A police officer seriously injured in a shootout with members of the Palestinian Islamic Jihad terrorist group on Saturday has been identified as a senior commander of the Yamam counter-terrorism unit.
The chief superintendent (the police equivalent of a lieutenant colonel) S. – who can only be identified by his rank and the first letter of his name – was the commander of the detachment responsible for capturing two of the six terrorist convicts who escaped from a prison in the north. Israel last year.
According to the news site Ynet, S. has played a key role in several deadly counter-terrorist operations and arrests of “outstanding terrorists” over the past 20 years.
S. was wounded before dawn on Saturday when his unit tried to arrest a cell of Islamic Jihad members in the village of Arraba in the north-West Bank, near Jenin, when they were allegedly heading to attack Israel.
The militants opened fire on the military, seriously injuring S. and lightly wounding four.

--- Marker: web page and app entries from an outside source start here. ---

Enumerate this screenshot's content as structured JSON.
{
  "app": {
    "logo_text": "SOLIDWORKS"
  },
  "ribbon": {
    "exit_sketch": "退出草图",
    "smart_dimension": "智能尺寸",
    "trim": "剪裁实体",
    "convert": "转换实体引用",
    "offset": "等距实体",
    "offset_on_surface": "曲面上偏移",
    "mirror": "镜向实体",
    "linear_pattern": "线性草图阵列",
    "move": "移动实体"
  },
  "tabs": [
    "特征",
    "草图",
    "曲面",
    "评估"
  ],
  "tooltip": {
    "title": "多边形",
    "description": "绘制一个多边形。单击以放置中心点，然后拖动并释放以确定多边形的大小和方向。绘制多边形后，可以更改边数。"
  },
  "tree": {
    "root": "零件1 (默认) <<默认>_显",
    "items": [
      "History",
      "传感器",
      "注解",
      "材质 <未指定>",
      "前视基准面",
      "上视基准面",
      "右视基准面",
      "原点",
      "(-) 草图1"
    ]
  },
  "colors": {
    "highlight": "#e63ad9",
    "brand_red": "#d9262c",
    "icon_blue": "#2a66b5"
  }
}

He underwent surgery and was hospitalized in intensive care at Rambam Medical Center in Haifa, where he is in stable condition.
Three suspects were killed in the shootout, and the military later arrested an alleged fourth member of the cell during a rare afternoon operation in the town of Shuwayka, near the West Bank town of Tulkarem.
Police Commissioner Kobe Shabtai, who visited Rambam, said the cell planned to cross into Israeli territory from the West Bank and carry out a shootout similar to the one earlier this week in Bnei Brak, which killed five people.
“I have just visited the Yamama fighters, who before dawn eliminated a cell of terrorists who were going to attack Israeli territory,” Shabtai told reporters.
Officials described the three members of the cell as “ticking bombs” who were ready to carry out the attack.
The Islamic Jihad said the three killed were members of its military wing, calling them 30-year-old Saib Abahar from the village of Yamun near Jenin, 24-year-old Khalil Twalba from Jenin and 25-year-old Saif Abu Libde from Tulkarm.
The incident came amid rising tensions in Israel and the West Bank, including in the Jenin area.
A series of three deadly terrorist attacks in Israel in the week killed 11 people, including a shooting on Tuesday that killed five people, which put Israeli security forces on high alert. The escalation came when the Muslim holiday of Ramadan began, often a period of high tension in Israel and the West Bank.
One of the three attacks was carried out by Palestinians from the Jenin area; two other Israeli citizens who declare their affiliation with the Islamic State.
At least two Palestinian gunmen were killed in a shootout with Israeli troops on Thursday when riot police entered Jenin during a rare day raid as part of a large-scale anti-terrorist operation following recent attacks. At least 14 other Palestinians were injured in the incident, and dozens were arrested during the operation.
The IDF said the detention operation, dubbed “Volnorez”, was aimed at individuals suspected of planning future attacks, and some believe they are linked to Tuesday’s fatal attack in Bnei Brak. In addition, a Palestinian from Hebron was detained allegedly in connection with the Islamic State.
In response, Gaza’s ruling terrorist group, Hamas, has threatened to escalate violence against Israel.
Israel has stepped up security in response to attacks and has deployed additional forces in the West Bank, on the Gaza Strip and in major cities such as Jerusalem and Tel Aviv.
Friday’s reports say Israeli security officials have specific warnings of imminent terrorist attacks and have thwarted a number of other planned attacks in recent days.
Public broadcaster Kan reported on Friday that Defense Minister Beni Ganz and IDF leader Aviv Kohavi had ordered the military to prepare for a monthly escalation.
Additional troops are expected to remain on the ground, and Kohawi has instructed the IDF to step up intelligence gathering in Syria, Sinai and the Palestinians in Lebanon.
Kohavi promised that the military would “act by all means to stop the terrorist attacks,” while Prime Minister Naftali Bennett said Israel would “defeat them this time as well.”
Israeli officials have sought to defuse tensions ahead of Ramadan amid fears that violence could escalate into a snowball and turn into the same unrest that rocked Israel in May 2021 when Hamas began firing rockets at Israel, sparking an 11-day war with Gaza several days of unrest between Arabs and Jews in Israel.